Data supplied:
--

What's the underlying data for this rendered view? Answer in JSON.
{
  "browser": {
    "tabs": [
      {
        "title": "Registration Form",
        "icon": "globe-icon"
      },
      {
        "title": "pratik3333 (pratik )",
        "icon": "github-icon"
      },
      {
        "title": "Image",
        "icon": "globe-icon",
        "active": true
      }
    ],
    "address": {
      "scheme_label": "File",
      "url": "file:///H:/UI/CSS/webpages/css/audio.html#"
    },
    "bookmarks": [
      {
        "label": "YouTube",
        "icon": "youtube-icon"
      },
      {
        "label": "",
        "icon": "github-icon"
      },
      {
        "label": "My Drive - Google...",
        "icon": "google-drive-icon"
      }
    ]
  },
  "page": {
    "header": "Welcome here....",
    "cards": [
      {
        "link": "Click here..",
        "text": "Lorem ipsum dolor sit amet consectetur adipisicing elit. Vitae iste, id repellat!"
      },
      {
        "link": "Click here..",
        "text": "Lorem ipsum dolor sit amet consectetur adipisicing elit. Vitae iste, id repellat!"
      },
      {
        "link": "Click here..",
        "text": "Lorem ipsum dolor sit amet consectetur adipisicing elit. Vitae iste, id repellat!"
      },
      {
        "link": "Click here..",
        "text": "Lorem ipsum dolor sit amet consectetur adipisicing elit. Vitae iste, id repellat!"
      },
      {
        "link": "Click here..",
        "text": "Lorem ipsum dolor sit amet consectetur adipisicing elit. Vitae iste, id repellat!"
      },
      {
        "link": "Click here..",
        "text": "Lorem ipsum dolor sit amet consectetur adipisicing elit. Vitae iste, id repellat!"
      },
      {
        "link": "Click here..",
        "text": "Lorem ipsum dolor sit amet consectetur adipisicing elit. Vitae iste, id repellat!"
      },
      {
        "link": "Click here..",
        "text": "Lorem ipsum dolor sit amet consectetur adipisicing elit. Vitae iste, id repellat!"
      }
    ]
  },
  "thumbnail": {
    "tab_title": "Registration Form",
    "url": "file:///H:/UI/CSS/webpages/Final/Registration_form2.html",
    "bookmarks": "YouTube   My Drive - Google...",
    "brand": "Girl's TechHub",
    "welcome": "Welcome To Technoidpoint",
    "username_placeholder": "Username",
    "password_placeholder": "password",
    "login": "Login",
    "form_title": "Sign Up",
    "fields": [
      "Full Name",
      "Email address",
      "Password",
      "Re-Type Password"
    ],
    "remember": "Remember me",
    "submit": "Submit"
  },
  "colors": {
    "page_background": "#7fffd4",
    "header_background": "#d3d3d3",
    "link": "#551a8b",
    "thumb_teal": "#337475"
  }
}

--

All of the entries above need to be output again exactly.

What's the underlying data for this rendered view? Answer in JSON.
{
  "browser": {
    "tabs": [
      {
        "title": "Registration Form",
        "icon": "globe-icon"
      },
      {
        "title": "pratik3333 (pratik )",
        "icon": "github-icon"
      },
      {
        "title": "Image",
        "icon": "globe-icon",
        "active": true
      }
    ],
    "address": {
      "scheme_label": "File",
      "url": "file:///H:/UI/CSS/webpages/css/audio.html#"
    },
    "bookmarks": [
      {
        "label": "YouTube",
        "icon": "youtube-icon"
      },
      {
        "label": "",
        "icon": "github-icon"
      },
      {
        "label": "My Drive - Google...",
        "icon": "google-drive-icon"
      }
    ]
  },
  "page": {
    "header": "Welcome here....",
    "cards": [
      {
        "link": "Click here..",
        "text": "Lorem ipsum dolor sit amet consectetur adipisicing elit. Vitae iste, id repellat!"
      },
      {
        "link": "Click here..",
        "text": "Lorem ipsum dolor sit amet consectetur adipisicing elit. Vitae iste, id repellat!"
      },
      {
        "link": "Click here..",
        "text": "Lorem ipsum dolor sit amet consectetur adipisicing elit. Vitae iste, id repellat!"
      },
      {
        "link": "Click here..",
        "text": "Lorem ipsum dolor sit amet consectetur adipisicing elit. Vitae iste, id repellat!"
      },
      {
        "link": "Click here..",
        "text": "Lorem ipsum dolor sit amet consectetur adipisicing elit. Vitae iste, id repellat!"
      },
      {
        "link": "Click here..",
        "text": "Lorem ipsum dolor sit amet consectetur adipisicing elit. Vitae iste, id repellat!"
      },
      {
        "link": "Click here..",
        "text": "Lorem ipsum dolor sit amet consectetur adipisicing elit. Vitae iste, id repellat!"
      },
      {
        "link": "Click here..",
        "text": "Lorem ipsum dolor sit amet consectetur adipisicing elit. Vitae iste, id repellat!"
      }
    ]
  },
  "thumbnail": {
    "tab_title": "Registration Form",
    "url": "file:///H:/UI/CSS/webpages/Final/Registration_form2.html",
    "bookmarks": "YouTube   My Drive - Google...",
    "brand": "Girl's TechHub",
    "welcome": "Welcome To Technoidpoint",
    "username_placeholder": "Username",
    "password_placeholder": "password",
    "login": "Login",
    "form_title": "Sign Up",
    "fields": [
      "Full Name",
      "Email address",
      "Password",
      "Re-Type Password"
    ],
    "remember": "Remember me",
    "submit": "Submit"
  },
  "colors": {
    "page_background": "#7fffd4",
    "header_background": "#d3d3d3",
    "link": "#551a8b",
    "thumb_teal": "#337475"
  }
}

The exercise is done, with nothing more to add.